Even the families of these criminals would be greatly relieved to have them gone, especially the families, the people most victimized of all by their proximity, when the criminal lover lawyer looses this client to go out and generate more jobs for lawyers and government workers by destroying their families and neighborhoods.
Posted by: Supremacy Claus | Dec 19, 2010 10:49:14 PM

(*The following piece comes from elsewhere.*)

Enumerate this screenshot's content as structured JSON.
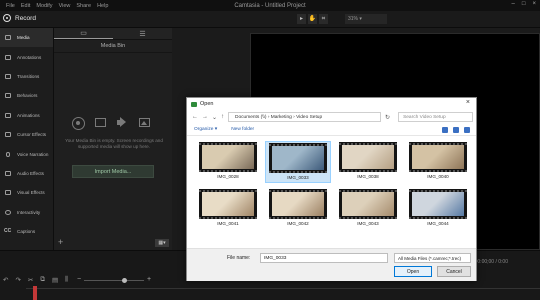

The lawyer needs to be removed from all legislative seats, all benches, and all responsible policy positions in the executive branch. It is like having a traitor to the public interest at the highest levels of government. The lawyer allows 90% of crimes to go unanswered. When he has the person, he is as likely to have the wrong person as not. When he has the right person, he is likely to offer a plea to a trivial crime in 90% of cases to not inconvenience the source of his job too much. He is then likely to lie to protect his commodity. He calls the criminal non-violent when it is only the pled crime that is non-violent, and the criminal is ultra-violent. Then the Halloween costumed buffoon on the bench says, overcrowding, release the non-violent criminals.
This self-dealing incompetent cannot be allowed to run criminal justice, unless we want the utter failure it is in to continue.
Posted by: Supremacy Claus | Dec 19, 2010 11:00:56 PM
very good to see this really appreciated.
Posted by: naiza | Dec 20, 2010 4:25:03 AM